Items from a dataset
+---+

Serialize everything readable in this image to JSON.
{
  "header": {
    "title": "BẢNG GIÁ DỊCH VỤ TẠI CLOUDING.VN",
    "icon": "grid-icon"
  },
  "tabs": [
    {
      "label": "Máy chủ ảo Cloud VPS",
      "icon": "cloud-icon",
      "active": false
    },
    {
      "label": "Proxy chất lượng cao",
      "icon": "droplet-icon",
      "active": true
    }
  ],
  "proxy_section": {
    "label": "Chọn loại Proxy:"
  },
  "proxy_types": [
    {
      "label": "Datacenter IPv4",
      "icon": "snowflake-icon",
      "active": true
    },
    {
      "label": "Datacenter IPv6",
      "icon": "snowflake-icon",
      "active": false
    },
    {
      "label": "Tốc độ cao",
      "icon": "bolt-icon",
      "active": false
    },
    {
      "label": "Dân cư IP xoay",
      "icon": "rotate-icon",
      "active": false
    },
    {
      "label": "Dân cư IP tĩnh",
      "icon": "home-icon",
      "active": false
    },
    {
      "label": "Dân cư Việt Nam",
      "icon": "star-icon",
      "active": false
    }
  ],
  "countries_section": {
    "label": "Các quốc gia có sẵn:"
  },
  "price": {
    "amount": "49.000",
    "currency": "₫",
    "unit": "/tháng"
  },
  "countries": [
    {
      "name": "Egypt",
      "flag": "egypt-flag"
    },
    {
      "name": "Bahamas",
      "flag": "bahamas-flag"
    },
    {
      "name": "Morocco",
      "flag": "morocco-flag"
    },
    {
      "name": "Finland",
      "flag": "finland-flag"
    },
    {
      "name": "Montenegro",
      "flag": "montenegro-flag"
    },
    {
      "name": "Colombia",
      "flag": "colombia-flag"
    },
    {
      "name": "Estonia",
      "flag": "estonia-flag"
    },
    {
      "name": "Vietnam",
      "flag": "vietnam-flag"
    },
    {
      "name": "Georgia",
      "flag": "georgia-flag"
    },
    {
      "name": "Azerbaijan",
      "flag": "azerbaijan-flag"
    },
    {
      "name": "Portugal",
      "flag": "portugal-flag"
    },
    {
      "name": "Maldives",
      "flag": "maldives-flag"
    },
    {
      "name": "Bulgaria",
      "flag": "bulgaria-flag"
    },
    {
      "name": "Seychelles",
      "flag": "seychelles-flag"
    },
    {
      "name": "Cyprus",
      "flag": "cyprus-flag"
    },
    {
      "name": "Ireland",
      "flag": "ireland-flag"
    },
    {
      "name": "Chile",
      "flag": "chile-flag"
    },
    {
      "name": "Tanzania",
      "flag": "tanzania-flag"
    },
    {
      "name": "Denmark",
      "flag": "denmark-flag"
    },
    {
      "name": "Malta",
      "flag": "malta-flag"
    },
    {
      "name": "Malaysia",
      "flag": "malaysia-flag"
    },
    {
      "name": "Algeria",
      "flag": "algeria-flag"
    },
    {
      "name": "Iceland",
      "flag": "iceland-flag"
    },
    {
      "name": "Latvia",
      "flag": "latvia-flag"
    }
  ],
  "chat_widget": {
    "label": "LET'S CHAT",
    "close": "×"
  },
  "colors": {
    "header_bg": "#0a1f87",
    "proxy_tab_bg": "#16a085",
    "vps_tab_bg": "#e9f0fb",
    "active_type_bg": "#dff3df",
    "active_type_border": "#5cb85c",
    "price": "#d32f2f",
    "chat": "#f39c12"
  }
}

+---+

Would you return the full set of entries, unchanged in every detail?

Problem solution
Serialize everything readable in this image to JSON.
{
  "header": {
    "title": "BẢNG GIÁ DỊCH VỤ TẠI CLOUDING.VN",
    "icon": "grid-icon"
  },
  "tabs": [
    {
      "label": "Máy chủ ảo Cloud VPS",
      "icon": "cloud-icon",
      "active": false
    },
    {
      "label": "Proxy chất lượng cao",
      "icon": "droplet-icon",
      "active": true
    }
  ],
  "proxy_section": {
    "label": "Chọn loại Proxy:"
  },
  "proxy_types": [
    {
      "label": "Datacenter IPv4",
      "icon": "snowflake-icon",
      "active": true
    },
    {
      "label": "Datacenter IPv6",
      "icon": "snowflake-icon",
      "active": false
    },
    {
      "label": "Tốc độ cao",
      "icon": "bolt-icon",
      "active": false
    },
    {
      "label": "Dân cư IP xoay",
      "icon": "rotate-icon",
      "active": false
    },
    {
      "label": "Dân cư IP tĩnh",
      "icon": "home-icon",
      "active": false
    },
    {
      "label": "Dân cư Việt Nam",
      "icon": "star-icon",
      "active": false
    }
  ],
  "countries_section": {
    "label": "Các quốc gia có sẵn:"
  },
  "price": {
    "amount": "49.000",
    "currency": "₫",
    "unit": "/tháng"
  },
  "countries": [
    {
      "name": "Egypt",
      "flag": "egypt-flag"
    },
    {
      "name": "Bahamas",
      "flag": "bahamas-flag"
    },
    {
      "name": "Morocco",
      "flag": "morocco-flag"
    },
    {
      "name": "Finland",
      "flag": "finland-flag"
    },
    {
      "name": "Montenegro",
      "flag": "montenegro-flag"
    },
    {
      "name": "Colombia",
      "flag": "colombia-flag"
    },
    {
      "name": "Estonia",
      "flag": "estonia-flag"
    },
    {
      "name": "Vietnam",
      "flag": "vietnam-flag"
    },
    {
      "name": "Georgia",
      "flag": "georgia-flag"
    },
    {
      "name": "Azerbaijan",
      "flag": "azerbaijan-flag"
    },
    {
      "name": "Portugal",
      "flag": "portugal-flag"
    },
    {
      "name": "Maldives",
      "flag": "maldives-flag"
    },
    {
      "name": "Bulgaria",
      "flag": "bulgaria-flag"
    },
    {
      "name": "Seychelles",
      "flag": "seychelles-flag"
    },
    {
      "name": "Cyprus",
      "flag": "cyprus-flag"
    },
    {
      "name": "Ireland",
      "flag": "ireland-flag"
    },
    {
      "name": "Chile",
      "flag": "chile-flag"
    },
    {
      "name": "Tanzania",
      "flag": "tanzania-flag"
    },
    {
      "name": "Denmark",
      "flag": "denmark-flag"
    },
    {
      "name": "Malta",
      "flag": "malta-flag"
    },
    {
      "name": "Malaysia",
      "flag": "malaysia-flag"
    },
    {
      "name": "Algeria",
      "flag": "algeria-flag"
    },
    {
      "name": "Iceland",
      "flag": "iceland-flag"
    },
    {
      "name": "Latvia",
      "flag": "latvia-flag"
    }
  ],
  "chat_widget": {
    "label": "LET'S CHAT",
    "close": "×"
  },
  "colors": {
    "header_bg": "#0a1f87",
    "proxy_tab_bg": "#16a085",
    "vps_tab_bg": "#e9f0fb",
    "active_type_bg": "#dff3df",
    "active_type_border": "#5cb85c",
    "price": "#d32f2f",
    "chat": "#f39c12"
  }
}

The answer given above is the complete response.